# What does negative shear stress mean $\tau \:=\:\frac{VQ}{It\:}$?

$$\tau \:=\:\frac{VQ}{It\:}$$ My confusion lies within $$Q$$ term. $$Q = yA$$ where $$A$$ is the cross-sectional area of the segment that is connected to the beam at the juncture where the shear flow is calculated, and $$y$$ is the distance from the neutral axis to the centroid of $$A$$.

So $$y$$ (orange) can be negative if the area is below the neutral axis right? What does that mean?
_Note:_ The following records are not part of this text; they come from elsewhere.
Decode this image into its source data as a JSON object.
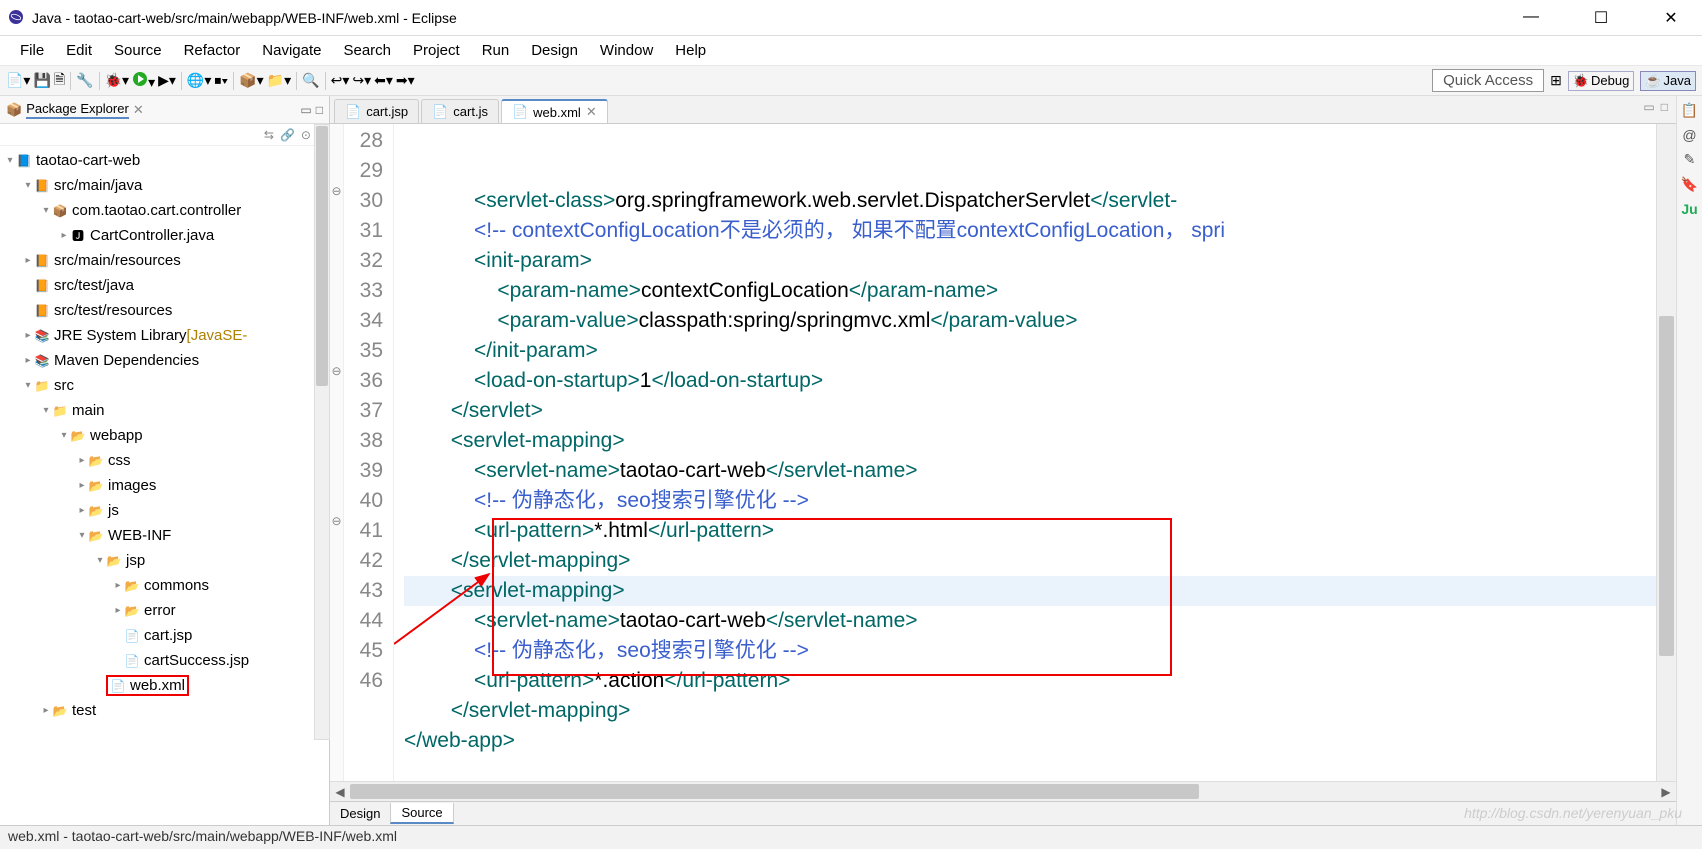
{
  "title": "Java - taotao-cart-web/src/main/webapp/WEB-INF/web.xml - Eclipse",
  "menubar": [
    "File",
    "Edit",
    "Source",
    "Refactor",
    "Navigate",
    "Search",
    "Project",
    "Run",
    "Design",
    "Window",
    "Help"
  ],
  "toolbar": {
    "quick_access": "Quick Access",
    "perspectives": [
      "Debug",
      "Java"
    ]
  },
  "views": {
    "package_explorer": {
      "title": "Package Explorer"
    }
  },
  "tree": [
    {
      "ind": 0,
      "exp": "▾",
      "icon": "proj",
      "label": "taotao-cart-web"
    },
    {
      "ind": 1,
      "exp": "▾",
      "icon": "pkg-src",
      "label": "src/main/java"
    },
    {
      "ind": 2,
      "exp": "▾",
      "icon": "pkg",
      "label": "com.taotao.cart.controller"
    },
    {
      "ind": 3,
      "exp": "▸",
      "icon": "java",
      "label": "CartController.java"
    },
    {
      "ind": 1,
      "exp": "▸",
      "icon": "pkg-src",
      "label": "src/main/resources"
    },
    {
      "ind": 1,
      "exp": "",
      "icon": "pkg-src",
      "label": "src/test/java"
    },
    {
      "ind": 1,
      "exp": "",
      "icon": "pkg-src",
      "label": "src/test/resources"
    },
    {
      "ind": 1,
      "exp": "▸",
      "icon": "lib",
      "label": "JRE System Library ",
      "decor": "[JavaSE-"
    },
    {
      "ind": 1,
      "exp": "▸",
      "icon": "lib",
      "label": "Maven Dependencies"
    },
    {
      "ind": 1,
      "exp": "▾",
      "icon": "folder",
      "label": "src"
    },
    {
      "ind": 2,
      "exp": "▾",
      "icon": "folder",
      "label": "main"
    },
    {
      "ind": 3,
      "exp": "▾",
      "icon": "folder-o",
      "label": "webapp"
    },
    {
      "ind": 4,
      "exp": "▸",
      "icon": "folder-o",
      "label": "css"
    },
    {
      "ind": 4,
      "exp": "▸",
      "icon": "folder-o",
      "label": "images"
    },
    {
      "ind": 4,
      "exp": "▸",
      "icon": "folder-o",
      "label": "js"
    },
    {
      "ind": 4,
      "exp": "▾",
      "icon": "folder-o",
      "label": "WEB-INF"
    },
    {
      "ind": 5,
      "exp": "▾",
      "icon": "folder-o",
      "label": "jsp"
    },
    {
      "ind": 6,
      "exp": "▸",
      "icon": "folder-o",
      "label": "commons"
    },
    {
      "ind": 6,
      "exp": "▸",
      "icon": "folder-o",
      "label": "error"
    },
    {
      "ind": 6,
      "exp": "",
      "icon": "jsp",
      "label": "cart.jsp"
    },
    {
      "ind": 6,
      "exp": "",
      "icon": "jsp",
      "label": "cartSuccess.jsp"
    },
    {
      "ind": 5,
      "exp": "",
      "icon": "xml",
      "label": "web.xml",
      "boxed": true
    },
    {
      "ind": 2,
      "exp": "▸",
      "icon": "folder-o",
      "label": "test"
    }
  ],
  "tabs": [
    {
      "label": "cart.jsp",
      "icon": "jsp"
    },
    {
      "label": "cart.js",
      "icon": "js"
    },
    {
      "label": "web.xml",
      "icon": "xml",
      "active": true
    }
  ],
  "bottom_tabs": [
    "Design",
    "Source"
  ],
  "gutter": [
    "28",
    "29",
    "30",
    "31",
    "32",
    "33",
    "34",
    "35",
    "36",
    "37",
    "38",
    "39",
    "40",
    "41",
    "42",
    "43",
    "44",
    "45",
    "46"
  ],
  "fold_markers": {
    "30": "⊖",
    "36": "⊖",
    "41": "⊖"
  },
  "code": [
    [
      [
        "            ",
        ""
      ],
      [
        "<servlet-class>",
        "tag"
      ],
      [
        "org.springframework.web.servlet.DispatcherServlet",
        "text"
      ],
      [
        "</servlet-",
        "tag"
      ]
    ],
    [
      [
        "            ",
        ""
      ],
      [
        "<!-- contextConfigLocation不是必须的， 如果不配置contextConfigLocation， spri",
        "cmt"
      ]
    ],
    [
      [
        "            ",
        ""
      ],
      [
        "<init-param>",
        "tag"
      ]
    ],
    [
      [
        "                ",
        ""
      ],
      [
        "<param-name>",
        "tag"
      ],
      [
        "contextConfigLocation",
        "text"
      ],
      [
        "</param-name>",
        "tag"
      ]
    ],
    [
      [
        "                ",
        ""
      ],
      [
        "<param-value>",
        "tag"
      ],
      [
        "classpath:spring/springmvc.xml",
        "text"
      ],
      [
        "</param-value>",
        "tag"
      ]
    ],
    [
      [
        "            ",
        ""
      ],
      [
        "</init-param>",
        "tag"
      ]
    ],
    [
      [
        "            ",
        ""
      ],
      [
        "<load-on-startup>",
        "tag"
      ],
      [
        "1",
        "text"
      ],
      [
        "</load-on-startup>",
        "tag"
      ]
    ],
    [
      [
        "        ",
        ""
      ],
      [
        "</servlet>",
        "tag"
      ]
    ],
    [
      [
        "        ",
        ""
      ],
      [
        "<servlet-mapping>",
        "tag"
      ]
    ],
    [
      [
        "            ",
        ""
      ],
      [
        "<servlet-name>",
        "tag"
      ],
      [
        "taotao-cart-web",
        "text"
      ],
      [
        "</servlet-name>",
        "tag"
      ]
    ],
    [
      [
        "            ",
        ""
      ],
      [
        "<!-- 伪静态化，seo搜索引擎优化 -->",
        "cmt"
      ]
    ],
    [
      [
        "            ",
        ""
      ],
      [
        "<url-pattern>",
        "tag"
      ],
      [
        "*.html",
        "text"
      ],
      [
        "</url-pattern>",
        "tag"
      ]
    ],
    [
      [
        "        ",
        ""
      ],
      [
        "</servlet-mapping>",
        "tag"
      ]
    ],
    [
      [
        "        ",
        ""
      ],
      [
        "<servlet-mapping>",
        "tag"
      ]
    ],
    [
      [
        "            ",
        ""
      ],
      [
        "<servlet-name>",
        "tag"
      ],
      [
        "taotao-cart-web",
        "text"
      ],
      [
        "</servlet-name>",
        "tag"
      ]
    ],
    [
      [
        "            ",
        ""
      ],
      [
        "<!-- 伪静态化，seo搜索引擎优化 -->",
        "cmt"
      ]
    ],
    [
      [
        "            ",
        ""
      ],
      [
        "<url-pattern>",
        "tag"
      ],
      [
        "*.action",
        "text"
      ],
      [
        "</url-pattern>",
        "tag"
      ]
    ],
    [
      [
        "        ",
        ""
      ],
      [
        "</servlet-mapping>",
        "tag"
      ]
    ],
    [
      [
        "</web-app>",
        "tag"
      ]
    ]
  ],
  "current_line_index": 13,
  "status": "web.xml - taotao-cart-web/src/main/webapp/WEB-INF/web.xml",
  "watermark": "http://blog.csdn.net/yerenyuan_pku"
}
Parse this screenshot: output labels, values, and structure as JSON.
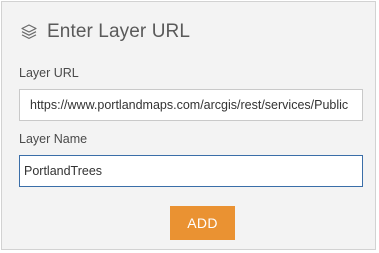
{
  "panel": {
    "title": "Enter Layer URL",
    "title_icon": "layers-icon"
  },
  "form": {
    "url_label": "Layer URL",
    "url_value": "https://www.portlandmaps.com/arcgis/rest/services/Public",
    "name_label": "Layer Name",
    "name_value": "PortlandTrees"
  },
  "actions": {
    "add_label": "ADD"
  },
  "colors": {
    "accent": "#ea9232",
    "focus_border": "#3a6ea8",
    "panel_bg": "#f3f3f3"
  }
}
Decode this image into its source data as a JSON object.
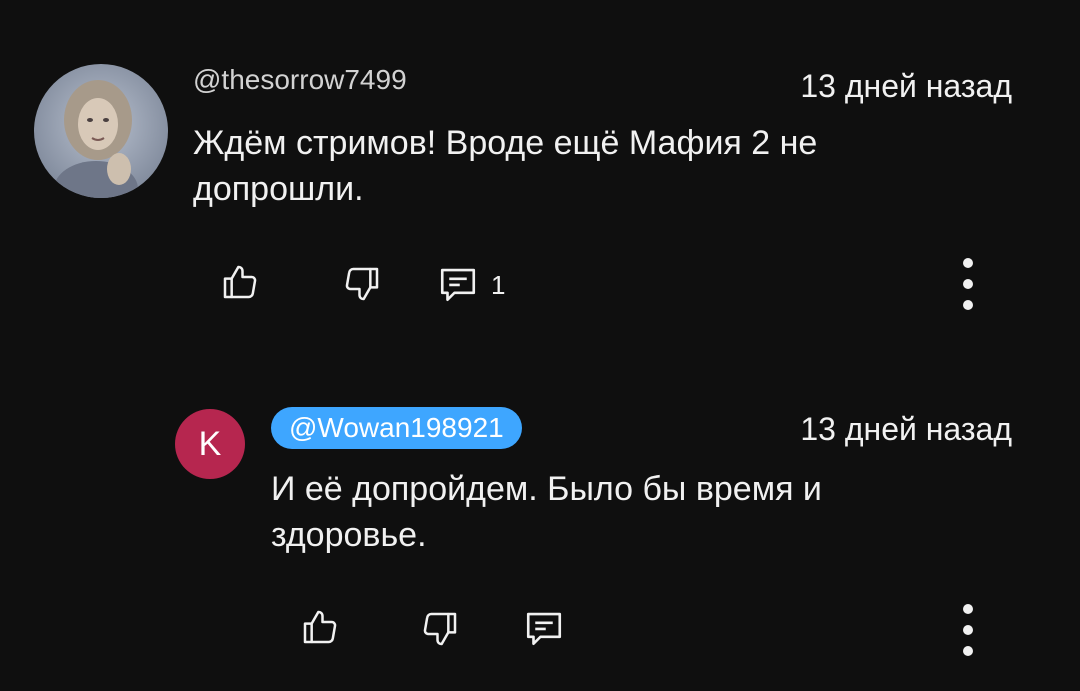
{
  "comment": {
    "author": "@thesorrow7499",
    "time": "13 дней назад",
    "text_line1": "Ждём стримов! Вроде ещё Мафия 2 не",
    "text_line2": "допрошли.",
    "reply_count": "1",
    "icons": {
      "like": "thumb-up-icon",
      "dislike": "thumb-down-icon",
      "reply": "comment-icon",
      "more": "more-vertical-icon"
    }
  },
  "reply": {
    "avatar_letter": "K",
    "avatar_color": "#b6264f",
    "author": "@Wowan198921",
    "author_chip_color": "#3ea6ff",
    "time": "13 дней назад",
    "text_line1": "И её допройдем. Было бы время и",
    "text_line2": "здоровье."
  },
  "colors": {
    "background": "#0f0f0f",
    "text": "#f1f1f1",
    "author_text": "#d2d2d2"
  }
}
Just the direction you are measuring ie above the line is positive, below is negative.

If you put line A at the bottom of the item then all values would be positive.

The area moment,q, quation is

$$q=\int{\bar{y}}{da}$$

And is always positive because the distance, $$\bar{y} \$$ is always positive.

If "y" was a signed value all beams sections would end up having zero shears because the lower half of the section with supposedly a negative shear would cancel the half with positive shear.

$$\tau = \dfrac{V}{Ib}\int ydA = \dfrac{VQ}{Ib}$$

The static/first moment of area, $$Q = \int y dA$$, is a property of a shape, which is always positive. However, depending on the direction of shear force, $$V$$, the resulting shear stress can be negative, for which the negative sign indicates the location of a section cut along the span of the beam, and on which face of the section cut the shear stress is acting on/calculated. The sketch below shows where negative shear force occurs, and what negative shear stress means. • The blue areas you have drawn are arbitrary area right? and $Y$ is always positive? Mar 24, 2022 at 6:14
• Yes and yes. Note, for calc Q, "y" is defined as the "distance" between two points projected on the 'Y-axis". It is sign-convention neutral, and always positive.
– r13
Mar 24, 2022 at 12:25